Of course, if you still have not yet mastered fluency in written English, writing a quality essay may still be a challenge. You are probably thinking more than you need to. How can you make each essay a little better? Be careful not to repeat the same format again and again in order to move to the next level. Here are a few useful tips. You can use these techniques to constantly write excellent essays.
- Read others’ essays
To develop your own writing style, read essays written by others. 1. Read essays of other students or academic essays. In fact, if you read a wide variety of essays on diverse subjects, you can get insight into different types of argumentative styles. Clearly, the more you read and become familiar with alternate styles that exist, the more techniques you will have in your pocket to use in your own essays.
As you familiarize yourself with others’ essays, critically analyze what you like and what you do not like.
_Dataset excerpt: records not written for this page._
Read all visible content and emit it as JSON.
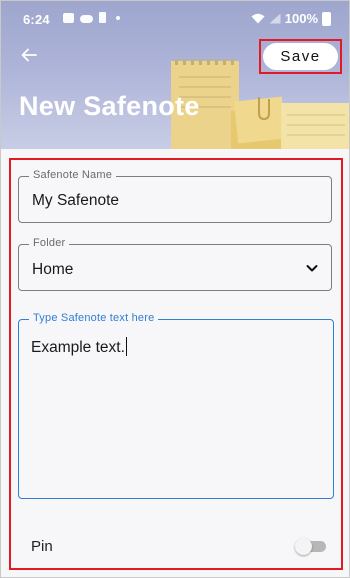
{
  "status_bar": {
    "time": "6:24",
    "battery": "100%"
  },
  "header": {
    "title": "New Safenote",
    "save_label": "Save",
    "back_icon": "arrow-left-icon"
  },
  "form": {
    "name": {
      "label": "Safenote Name",
      "value": "My Safenote"
    },
    "folder": {
      "label": "Folder",
      "value": "Home",
      "icon": "chevron-down-icon"
    },
    "text": {
      "label": "Type Safenote text here",
      "value": "Example text."
    },
    "pin": {
      "label": "Pin",
      "enabled": false
    }
  },
  "colors": {
    "header_gradient_top": "#9ea6ce",
    "header_gradient_bottom": "#c8cde6",
    "focus_blue": "#2f7fd3",
    "highlight_red": "#e01b24"
  }
}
Consider whether or not the writer is persuading you well. If so, how? Ask yourself, is the writer’s argument one-sided or does the writer support the argument with evidence such as reasons and examples? Contemplate if the writer is using an effective technique which you have not seen before so that you could incorporate a similar technique in your writing style.
A. Read online newspapers, particularly opinion pages to see viewpoints
B. Online magazines
C. Online journals
2. Use a dictionary and thesaurus to build your vocabulary
An extensive word choice permits you to express what you want in clear, concise terms. “Less is more.” Using essential, precise words is much more effective than being wordy with unnecessarily longer sentences.
Write to the point with clear, accurate vocabulary. In English, there are constantly new advanced words to learn. These words can assist you in communicated your point much more efficiently. When you are able to employ strong vocabulary, it manifests your higher level of English, and your written argument may come across as more convincing in your essay. The more widely you read, write down new vocabulary you see and label them in categories according to topic. Review them in each study session. Try to use the new vocabulary in the correct context in your speaking and writing. Here are two links below which both have dictionaries and thesauruses.
- Avoid using the same words over and over again by substituting synonyms and/or new phrases
- Sign up for “word of the day” on a site
- Become familiar with synonyms and antonyms of your new vocabulary word
- Study lists of prefixes, suffixes, and roots of words to help you expand your word choice based on these meanings.
- Create a vocabulary journal where you write vocabulary from your reading. Divide it into sections so that all the words are categorized such as science, business, art, history, and then you can review them easily. Write synonyms, antonyms, and an example in context.
- Use these new words when applicable in your written practice. Push yourself to use at least two new vocabulary words in each practice essay you write before the exam day. Not only will you become more comfortable using the new words, you will be able to try other whether or not the words are used correctly in your writing.
- Avoid using advanced words that look fancy if you are not clear of the meaning. Using a long or quite advanced word choice, you can run the risk of mistaking the meaning. Only focus on using clear words that you can employ with no doubts of the audience understanding them, so that your vocabulary is comprehensive and easily understandable.
If you like this blog, then check out this article: Why Am I Not Improving English?